* _Aim of the exercise_: An exact reprint of all the records is the expected answer.

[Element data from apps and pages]
----------------

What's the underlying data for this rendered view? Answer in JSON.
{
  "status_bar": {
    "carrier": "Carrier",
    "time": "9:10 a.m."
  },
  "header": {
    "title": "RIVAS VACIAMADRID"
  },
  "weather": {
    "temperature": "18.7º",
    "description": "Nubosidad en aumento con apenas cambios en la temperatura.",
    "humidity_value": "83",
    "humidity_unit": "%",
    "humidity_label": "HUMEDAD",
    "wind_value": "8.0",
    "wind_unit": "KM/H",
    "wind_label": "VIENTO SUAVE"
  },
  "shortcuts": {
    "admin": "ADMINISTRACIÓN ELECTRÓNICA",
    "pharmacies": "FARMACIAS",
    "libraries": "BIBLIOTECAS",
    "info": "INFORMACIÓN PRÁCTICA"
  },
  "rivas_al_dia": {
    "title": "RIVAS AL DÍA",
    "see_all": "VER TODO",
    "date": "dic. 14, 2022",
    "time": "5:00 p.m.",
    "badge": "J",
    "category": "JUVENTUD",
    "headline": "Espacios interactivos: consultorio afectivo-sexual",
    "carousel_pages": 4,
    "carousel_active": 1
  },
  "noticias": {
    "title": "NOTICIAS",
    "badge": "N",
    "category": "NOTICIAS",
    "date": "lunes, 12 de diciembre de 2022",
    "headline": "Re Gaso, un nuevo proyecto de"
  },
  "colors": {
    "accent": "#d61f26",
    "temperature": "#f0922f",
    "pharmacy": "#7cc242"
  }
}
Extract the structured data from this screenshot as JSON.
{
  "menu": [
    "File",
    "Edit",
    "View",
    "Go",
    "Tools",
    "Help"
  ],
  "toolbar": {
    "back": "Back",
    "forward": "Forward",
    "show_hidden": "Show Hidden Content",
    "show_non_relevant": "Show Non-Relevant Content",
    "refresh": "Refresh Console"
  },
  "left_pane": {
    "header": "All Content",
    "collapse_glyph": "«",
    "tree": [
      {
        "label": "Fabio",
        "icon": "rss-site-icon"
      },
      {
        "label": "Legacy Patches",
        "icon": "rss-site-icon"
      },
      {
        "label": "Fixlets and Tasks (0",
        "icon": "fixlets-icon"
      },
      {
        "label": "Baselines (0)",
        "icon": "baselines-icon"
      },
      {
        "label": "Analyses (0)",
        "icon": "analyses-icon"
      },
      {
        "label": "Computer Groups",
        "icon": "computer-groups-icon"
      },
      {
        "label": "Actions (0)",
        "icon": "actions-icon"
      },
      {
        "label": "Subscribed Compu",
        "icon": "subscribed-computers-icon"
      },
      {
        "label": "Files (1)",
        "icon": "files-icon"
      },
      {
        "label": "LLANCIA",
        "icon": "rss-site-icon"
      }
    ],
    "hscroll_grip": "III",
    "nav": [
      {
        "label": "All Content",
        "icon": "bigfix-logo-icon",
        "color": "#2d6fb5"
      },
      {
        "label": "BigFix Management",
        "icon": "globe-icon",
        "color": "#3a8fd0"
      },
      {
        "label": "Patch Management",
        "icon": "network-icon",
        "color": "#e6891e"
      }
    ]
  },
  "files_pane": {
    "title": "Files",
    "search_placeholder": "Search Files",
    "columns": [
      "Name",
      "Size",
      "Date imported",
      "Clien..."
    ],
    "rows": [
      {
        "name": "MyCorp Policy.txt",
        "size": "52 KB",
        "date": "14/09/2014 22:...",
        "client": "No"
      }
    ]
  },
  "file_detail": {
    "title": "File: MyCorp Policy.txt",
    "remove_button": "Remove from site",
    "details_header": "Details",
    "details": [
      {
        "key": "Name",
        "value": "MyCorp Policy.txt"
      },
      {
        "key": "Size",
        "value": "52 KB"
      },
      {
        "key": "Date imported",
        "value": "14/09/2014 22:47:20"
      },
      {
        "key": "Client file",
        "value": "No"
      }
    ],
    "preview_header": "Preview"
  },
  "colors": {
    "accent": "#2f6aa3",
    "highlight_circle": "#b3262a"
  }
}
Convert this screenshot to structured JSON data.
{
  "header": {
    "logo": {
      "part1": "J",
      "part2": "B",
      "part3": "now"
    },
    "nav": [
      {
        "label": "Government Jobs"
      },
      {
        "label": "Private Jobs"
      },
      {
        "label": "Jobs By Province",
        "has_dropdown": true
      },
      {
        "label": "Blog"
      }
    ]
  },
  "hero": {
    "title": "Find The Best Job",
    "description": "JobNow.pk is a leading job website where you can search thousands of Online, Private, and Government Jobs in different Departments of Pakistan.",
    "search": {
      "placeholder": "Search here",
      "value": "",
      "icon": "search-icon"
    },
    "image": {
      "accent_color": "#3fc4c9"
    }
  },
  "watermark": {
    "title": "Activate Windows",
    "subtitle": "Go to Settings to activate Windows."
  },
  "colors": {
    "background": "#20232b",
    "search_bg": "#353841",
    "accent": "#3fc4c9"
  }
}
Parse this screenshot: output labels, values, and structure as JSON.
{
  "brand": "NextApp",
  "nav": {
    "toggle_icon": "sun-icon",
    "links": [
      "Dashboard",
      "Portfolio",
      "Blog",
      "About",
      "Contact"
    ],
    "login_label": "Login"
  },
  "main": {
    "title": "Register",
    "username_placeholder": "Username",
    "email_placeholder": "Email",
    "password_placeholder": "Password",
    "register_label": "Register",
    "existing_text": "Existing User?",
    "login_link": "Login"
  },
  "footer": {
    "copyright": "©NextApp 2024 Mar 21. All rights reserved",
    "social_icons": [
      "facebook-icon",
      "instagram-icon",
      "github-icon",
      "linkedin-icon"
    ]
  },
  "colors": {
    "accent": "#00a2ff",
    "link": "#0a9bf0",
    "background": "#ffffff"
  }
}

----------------

* _Your response_:
What's the underlying data for this rendered view? Answer in JSON.
{
  "status_bar": {
    "carrier": "Carrier",
    "time": "9:10 a.m."
  },
  "header": {
    "title": "RIVAS VACIAMADRID"
  },
  "weather": {
    "temperature": "18.7º",
    "description": "Nubosidad en aumento con apenas cambios en la temperatura.",
    "humidity_value": "83",
    "humidity_unit": "%",
    "humidity_label": "HUMEDAD",
    "wind_value": "8.0",
    "wind_unit": "KM/H",
    "wind_label": "VIENTO SUAVE"
  },
  "shortcuts": {
    "admin": "ADMINISTRACIÓN ELECTRÓNICA",
    "pharmacies": "FARMACIAS",
    "libraries": "BIBLIOTECAS",
    "info": "INFORMACIÓN PRÁCTICA"
  },
  "rivas_al_dia": {
    "title": "RIVAS AL DÍA",
    "see_all": "VER TODO",
    "date": "dic. 14, 2022",
    "time": "5:00 p.m.",
    "badge": "J",
    "category": "JUVENTUD",
    "headline": "Espacios interactivos: consultorio afectivo-sexual",
    "carousel_pages": 4,
    "carousel_active": 1
  },
  "noticias": {
    "title": "NOTICIAS",
    "badge": "N",
    "category": "NOTICIAS",
    "date": "lunes, 12 de diciembre de 2022",
    "headline": "Re Gaso, un nuevo proyecto de"
  },
  "colors": {
    "accent": "#d61f26",
    "temperature": "#f0922f",
    "pharmacy": "#7cc242"
  }
}
Extract the structured data from this screenshot as JSON.
{
  "menu": [
    "File",
    "Edit",
    "View",
    "Go",
    "Tools",
    "Help"
  ],
  "toolbar": {
    "back": "Back",
    "forward": "Forward",
    "show_hidden": "Show Hidden Content",
    "show_non_relevant": "Show Non-Relevant Content",
    "refresh": "Refresh Console"
  },
  "left_pane": {
    "header": "All Content",
    "collapse_glyph": "«",
    "tree": [
      {
        "label": "Fabio",
        "icon": "rss-site-icon"
      },
      {
        "label": "Legacy Patches",
        "icon": "rss-site-icon"
      },
      {
        "label": "Fixlets and Tasks (0",
        "icon": "fixlets-icon"
      },
      {
        "label": "Baselines (0)",
        "icon": "baselines-icon"
      },
      {
        "label": "Analyses (0)",
        "icon": "analyses-icon"
      },
      {
        "label": "Computer Groups",
        "icon": "computer-groups-icon"
      },
      {
        "label": "Actions (0)",
        "icon": "actions-icon"
      },
      {
        "label": "Subscribed Compu",
        "icon": "subscribed-computers-icon"
      },
      {
        "label": "Files (1)",
        "icon": "files-icon"
      },
      {
        "label": "LLANCIA",
        "icon": "rss-site-icon"
      }
    ],
    "hscroll_grip": "III",
    "nav": [
      {
        "label": "All Content",
        "icon": "bigfix-logo-icon",
        "color": "#2d6fb5"
      },
      {
        "label": "BigFix Management",
        "icon": "globe-icon",
        "color": "#3a8fd0"
      },
      {
        "label": "Patch Management",
        "icon": "network-icon",
        "color": "#e6891e"
      }
    ]
  },
  "files_pane": {
    "title": "Files",
    "search_placeholder": "Search Files",
    "columns": [
      "Name",
      "Size",
      "Date imported",
      "Clien..."
    ],
    "rows": [
      {
        "name": "MyCorp Policy.txt",
        "size": "52 KB",
        "date": "14/09/2014 22:...",
        "client": "No"
      }
    ]
  },
  "file_detail": {
    "title": "File: MyCorp Policy.txt",
    "remove_button": "Remove from site",
    "details_header": "Details",
    "details": [
      {
        "key": "Name",
        "value": "MyCorp Policy.txt"
      },
      {
        "key": "Size",
        "value": "52 KB"
      },
      {
        "key": "Date imported",
        "value": "14/09/2014 22:47:20"
      },
      {
        "key": "Client file",
        "value": "No"
      }
    ],
    "preview_header": "Preview"
  },
  "colors": {
    "accent": "#2f6aa3",
    "highlight_circle": "#b3262a"
  }
}
Convert this screenshot to structured JSON data.
{
  "header": {
    "logo": {
      "part1": "J",
      "part2": "B",
      "part3": "now"
    },
    "nav": [
      {
        "label": "Government Jobs"
      },
      {
        "label": "Private Jobs"
      },
      {
        "label": "Jobs By Province",
        "has_dropdown": true
      },
      {
        "label": "Blog"
      }
    ]
  },
  "hero": {
    "title": "Find The Best Job",
    "description": "JobNow.pk is a leading job website where you can search thousands of Online, Private, and Government Jobs in different Departments of Pakistan.",
    "search": {
      "placeholder": "Search here",
      "value": "",
      "icon": "search-icon"
    },
    "image": {
      "accent_color": "#3fc4c9"
    }
  },
  "watermark": {
    "title": "Activate Windows",
    "subtitle": "Go to Settings to activate Windows."
  },
  "colors": {
    "background": "#20232b",
    "search_bg": "#353841",
    "accent": "#3fc4c9"
  }
}
Parse this screenshot: output labels, values, and structure as JSON.
{
  "brand": "NextApp",
  "nav": {
    "toggle_icon": "sun-icon",
    "links": [
      "Dashboard",
      "Portfolio",
      "Blog",
      "About",
      "Contact"
    ],
    "login_label": "Login"
  },
  "main": {
    "title": "Register",
    "username_placeholder": "Username",
    "email_placeholder": "Email",
    "password_placeholder": "Password",
    "register_label": "Register",
    "existing_text": "Existing User?",
    "login_link": "Login"
  },
  "footer": {
    "copyright": "©NextApp 2024 Mar 21. All rights reserved",
    "social_icons": [
      "facebook-icon",
      "instagram-icon",
      "github-icon",
      "linkedin-icon"
    ]
  },
  "colors": {
    "accent": "#00a2ff",
    "link": "#0a9bf0",
    "background": "#ffffff"
  }
}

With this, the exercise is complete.